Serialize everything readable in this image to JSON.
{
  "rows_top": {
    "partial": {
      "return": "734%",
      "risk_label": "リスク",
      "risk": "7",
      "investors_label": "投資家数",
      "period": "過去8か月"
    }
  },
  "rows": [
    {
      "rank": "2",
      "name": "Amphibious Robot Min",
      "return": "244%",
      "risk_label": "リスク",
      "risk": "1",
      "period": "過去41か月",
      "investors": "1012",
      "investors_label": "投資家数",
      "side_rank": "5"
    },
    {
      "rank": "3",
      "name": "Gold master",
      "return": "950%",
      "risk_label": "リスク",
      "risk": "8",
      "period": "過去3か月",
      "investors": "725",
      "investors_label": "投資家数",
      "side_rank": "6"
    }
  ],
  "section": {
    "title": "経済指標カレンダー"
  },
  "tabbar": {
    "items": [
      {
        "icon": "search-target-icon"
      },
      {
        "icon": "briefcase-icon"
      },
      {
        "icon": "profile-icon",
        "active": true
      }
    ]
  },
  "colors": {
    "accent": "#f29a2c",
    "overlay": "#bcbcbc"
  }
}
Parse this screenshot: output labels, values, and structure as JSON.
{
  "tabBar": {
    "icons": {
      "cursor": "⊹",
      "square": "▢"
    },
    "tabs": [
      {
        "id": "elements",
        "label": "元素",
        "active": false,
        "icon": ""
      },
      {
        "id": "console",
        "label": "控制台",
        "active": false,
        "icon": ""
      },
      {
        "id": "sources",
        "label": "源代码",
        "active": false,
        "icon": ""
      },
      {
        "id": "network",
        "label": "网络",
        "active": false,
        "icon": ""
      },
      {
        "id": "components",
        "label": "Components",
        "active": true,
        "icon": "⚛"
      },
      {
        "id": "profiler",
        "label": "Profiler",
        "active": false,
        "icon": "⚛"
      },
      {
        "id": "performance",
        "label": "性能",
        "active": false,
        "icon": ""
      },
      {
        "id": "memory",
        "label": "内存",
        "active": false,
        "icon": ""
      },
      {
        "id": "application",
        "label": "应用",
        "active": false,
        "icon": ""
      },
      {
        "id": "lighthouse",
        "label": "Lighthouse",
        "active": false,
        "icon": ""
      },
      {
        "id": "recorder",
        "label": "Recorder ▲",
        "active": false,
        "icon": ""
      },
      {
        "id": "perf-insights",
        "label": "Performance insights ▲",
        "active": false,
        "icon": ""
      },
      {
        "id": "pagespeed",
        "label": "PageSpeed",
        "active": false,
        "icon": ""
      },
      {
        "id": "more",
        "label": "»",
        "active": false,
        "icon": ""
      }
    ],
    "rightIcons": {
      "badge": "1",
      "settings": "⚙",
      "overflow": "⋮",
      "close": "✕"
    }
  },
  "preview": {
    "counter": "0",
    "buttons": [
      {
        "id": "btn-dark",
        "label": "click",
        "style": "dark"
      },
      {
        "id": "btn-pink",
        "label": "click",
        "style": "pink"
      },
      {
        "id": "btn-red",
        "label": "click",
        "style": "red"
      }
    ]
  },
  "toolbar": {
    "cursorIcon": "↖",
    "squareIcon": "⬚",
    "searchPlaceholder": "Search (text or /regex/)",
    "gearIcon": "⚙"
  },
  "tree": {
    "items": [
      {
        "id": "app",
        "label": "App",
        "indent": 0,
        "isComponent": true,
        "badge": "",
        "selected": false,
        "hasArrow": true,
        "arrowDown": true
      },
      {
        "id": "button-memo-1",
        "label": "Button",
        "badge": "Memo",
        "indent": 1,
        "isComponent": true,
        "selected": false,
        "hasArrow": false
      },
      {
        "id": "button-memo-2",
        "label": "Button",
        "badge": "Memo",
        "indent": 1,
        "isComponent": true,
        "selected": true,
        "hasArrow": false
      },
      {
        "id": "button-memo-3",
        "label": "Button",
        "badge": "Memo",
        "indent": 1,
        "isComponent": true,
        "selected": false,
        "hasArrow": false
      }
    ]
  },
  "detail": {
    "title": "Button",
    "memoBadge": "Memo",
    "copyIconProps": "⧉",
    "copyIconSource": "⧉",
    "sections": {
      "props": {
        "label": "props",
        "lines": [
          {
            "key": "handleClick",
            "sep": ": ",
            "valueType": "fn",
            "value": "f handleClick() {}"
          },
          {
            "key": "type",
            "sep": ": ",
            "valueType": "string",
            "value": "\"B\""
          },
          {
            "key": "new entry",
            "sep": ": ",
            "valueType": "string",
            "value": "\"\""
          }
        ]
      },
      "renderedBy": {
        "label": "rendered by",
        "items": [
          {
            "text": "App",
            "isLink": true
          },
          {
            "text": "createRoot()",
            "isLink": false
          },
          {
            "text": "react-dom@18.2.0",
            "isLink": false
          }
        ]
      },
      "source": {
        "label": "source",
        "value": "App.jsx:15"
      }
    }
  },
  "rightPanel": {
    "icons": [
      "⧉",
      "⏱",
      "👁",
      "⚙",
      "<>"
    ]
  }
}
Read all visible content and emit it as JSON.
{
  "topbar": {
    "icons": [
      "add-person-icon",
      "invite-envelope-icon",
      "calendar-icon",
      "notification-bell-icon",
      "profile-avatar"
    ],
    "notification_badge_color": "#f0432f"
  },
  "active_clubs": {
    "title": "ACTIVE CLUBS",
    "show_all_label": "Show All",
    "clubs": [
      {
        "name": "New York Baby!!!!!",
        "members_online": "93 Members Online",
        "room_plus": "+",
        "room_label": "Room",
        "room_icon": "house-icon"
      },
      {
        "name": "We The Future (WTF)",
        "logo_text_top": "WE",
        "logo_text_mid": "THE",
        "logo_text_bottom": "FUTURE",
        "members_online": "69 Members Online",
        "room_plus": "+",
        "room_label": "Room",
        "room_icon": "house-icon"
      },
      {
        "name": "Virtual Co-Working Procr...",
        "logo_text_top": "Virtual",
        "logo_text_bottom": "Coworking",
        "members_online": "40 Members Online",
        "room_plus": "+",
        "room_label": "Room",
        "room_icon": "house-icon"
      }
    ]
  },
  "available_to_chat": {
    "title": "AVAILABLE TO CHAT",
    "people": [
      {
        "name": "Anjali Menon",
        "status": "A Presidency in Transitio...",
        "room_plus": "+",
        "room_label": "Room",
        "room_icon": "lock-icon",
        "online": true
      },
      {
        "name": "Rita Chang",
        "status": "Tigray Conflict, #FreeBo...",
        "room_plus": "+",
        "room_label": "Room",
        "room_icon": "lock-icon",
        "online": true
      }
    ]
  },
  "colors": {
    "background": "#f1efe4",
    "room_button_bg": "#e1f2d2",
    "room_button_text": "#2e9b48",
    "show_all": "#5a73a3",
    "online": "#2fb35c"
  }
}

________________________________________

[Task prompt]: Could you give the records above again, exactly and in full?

[Solution to the exercise]:
Serialize everything readable in this image to JSON.
{
  "rows_top": {
    "partial": {
      "return": "734%",
      "risk_label": "リスク",
      "risk": "7",
      "investors_label": "投資家数",
      "period": "過去8か月"
    }
  },
  "rows": [
    {
      "rank": "2",
      "name": "Amphibious Robot Min",
      "return": "244%",
      "risk_label": "リスク",
      "risk": "1",
      "period": "過去41か月",
      "investors": "1012",
      "investors_label": "投資家数",
      "side_rank": "5"
    },
    {
      "rank": "3",
      "name": "Gold master",
      "return": "950%",
      "risk_label": "リスク",
      "risk": "8",
      "period": "過去3か月",
      "investors": "725",
      "investors_label": "投資家数",
      "side_rank": "6"
    }
  ],
  "section": {
    "title": "経済指標カレンダー"
  },
  "tabbar": {
    "items": [
      {
        "icon": "search-target-icon"
      },
      {
        "icon": "briefcase-icon"
      },
      {
        "icon": "profile-icon",
        "active": true
      }
    ]
  },
  "colors": {
    "accent": "#f29a2c",
    "overlay": "#bcbcbc"
  }
}
Parse this screenshot: output labels, values, and structure as JSON.
{
  "tabBar": {
    "icons": {
      "cursor": "⊹",
      "square": "▢"
    },
    "tabs": [
      {
        "id": "elements",
        "label": "元素",
        "active": false,
        "icon": ""
      },
      {
        "id": "console",
        "label": "控制台",
        "active": false,
        "icon": ""
      },
      {
        "id": "sources",
        "label": "源代码",
        "active": false,
        "icon": ""
      },
      {
        "id": "network",
        "label": "网络",
        "active": false,
        "icon": ""
      },
      {
        "id": "components",
        "label": "Components",
        "active": true,
        "icon": "⚛"
      },
      {
        "id": "profiler",
        "label": "Profiler",
        "active": false,
        "icon": "⚛"
      },
      {
        "id": "performance",
        "label": "性能",
        "active": false,
        "icon": ""
      },
      {
        "id": "memory",
        "label": "内存",
        "active": false,
        "icon": ""
      },
      {
        "id": "application",
        "label": "应用",
        "active": false,
        "icon": ""
      },
      {
        "id": "lighthouse",
        "label": "Lighthouse",
        "active": false,
        "icon": ""
      },
      {
        "id": "recorder",
        "label": "Recorder ▲",
        "active": false,
        "icon": ""
      },
      {
        "id": "perf-insights",
        "label": "Performance insights ▲",
        "active": false,
        "icon": ""
      },
      {
        "id": "pagespeed",
        "label": "PageSpeed",
        "active": false,
        "icon": ""
      },
      {
        "id": "more",
        "label": "»",
        "active": false,
        "icon": ""
      }
    ],
    "rightIcons": {
      "badge": "1",
      "settings": "⚙",
      "overflow": "⋮",
      "close": "✕"
    }
  },
  "preview": {
    "counter": "0",
    "buttons": [
      {
        "id": "btn-dark",
        "label": "click",
        "style": "dark"
      },
      {
        "id": "btn-pink",
        "label": "click",
        "style": "pink"
      },
      {
        "id": "btn-red",
        "label": "click",
        "style": "red"
      }
    ]
  },
  "toolbar": {
    "cursorIcon": "↖",
    "squareIcon": "⬚",
    "searchPlaceholder": "Search (text or /regex/)",
    "gearIcon": "⚙"
  },
  "tree": {
    "items": [
      {
        "id": "app",
        "label": "App",
        "indent": 0,
        "isComponent": true,
        "badge": "",
        "selected": false,
        "hasArrow": true,
        "arrowDown": true
      },
      {
        "id": "button-memo-1",
        "label": "Button",
        "badge": "Memo",
        "indent": 1,
        "isComponent": true,
        "selected": false,
        "hasArrow": false
      },
      {
        "id": "button-memo-2",
        "label": "Button",
        "badge": "Memo",
        "indent": 1,
        "isComponent": true,
        "selected": true,
        "hasArrow": false
      },
      {
        "id": "button-memo-3",
        "label": "Button",
        "badge": "Memo",
        "indent": 1,
        "isComponent": true,
        "selected": false,
        "hasArrow": false
      }
    ]
  },
  "detail": {
    "title": "Button",
    "memoBadge": "Memo",
    "copyIconProps": "⧉",
    "copyIconSource": "⧉",
    "sections": {
      "props": {
        "label": "props",
        "lines": [
          {
            "key": "handleClick",
            "sep": ": ",
            "valueType": "fn",
            "value": "f handleClick() {}"
          },
          {
            "key": "type",
            "sep": ": ",
            "valueType": "string",
            "value": "\"B\""
          },
          {
            "key": "new entry",
            "sep": ": ",
            "valueType": "string",
            "value": "\"\""
          }
        ]
      },
      "renderedBy": {
        "label": "rendered by",
        "items": [
          {
            "text": "App",
            "isLink": true
          },
          {
            "text": "createRoot()",
            "isLink": false
          },
          {
            "text": "react-dom@18.2.0",
            "isLink": false
          }
        ]
      },
      "source": {
        "label": "source",
        "value": "App.jsx:15"
      }
    }
  },
  "rightPanel": {
    "icons": [
      "⧉",
      "⏱",
      "👁",
      "⚙",
      "<>"
    ]
  }
}
Read all visible content and emit it as JSON.
{
  "topbar": {
    "icons": [
      "add-person-icon",
      "invite-envelope-icon",
      "calendar-icon",
      "notification-bell-icon",
      "profile-avatar"
    ],
    "notification_badge_color": "#f0432f"
  },
  "active_clubs": {
    "title": "ACTIVE CLUBS",
    "show_all_label": "Show All",
    "clubs": [
      {
        "name": "New York Baby!!!!!",
        "members_online": "93 Members Online",
        "room_plus": "+",
        "room_label": "Room",
        "room_icon": "house-icon"
      },
      {
        "name": "We The Future (WTF)",
        "logo_text_top": "WE",
        "logo_text_mid": "THE",
        "logo_text_bottom": "FUTURE",
        "members_online": "69 Members Online",
        "room_plus": "+",
        "room_label": "Room",
        "room_icon": "house-icon"
      },
      {
        "name": "Virtual Co-Working Procr...",
        "logo_text_top": "Virtual",
        "logo_text_bottom": "Coworking",
        "members_online": "40 Members Online",
        "room_plus": "+",
        "room_label": "Room",
        "room_icon": "house-icon"
      }
    ]
  },
  "available_to_chat": {
    "title": "AVAILABLE TO CHAT",
    "people": [
      {
        "name": "Anjali Menon",
        "status": "A Presidency in Transitio...",
        "room_plus": "+",
        "room_label": "Room",
        "room_icon": "lock-icon",
        "online": true
      },
      {
        "name": "Rita Chang",
        "status": "Tigray Conflict, #FreeBo...",
        "room_plus": "+",
        "room_label": "Room",
        "room_icon": "lock-icon",
        "online": true
      }
    ]
  },
  "colors": {
    "background": "#f1efe4",
    "room_button_bg": "#e1f2d2",
    "room_button_text": "#2e9b48",
    "show_all": "#5a73a3",
    "online": "#2fb35c"
  }
}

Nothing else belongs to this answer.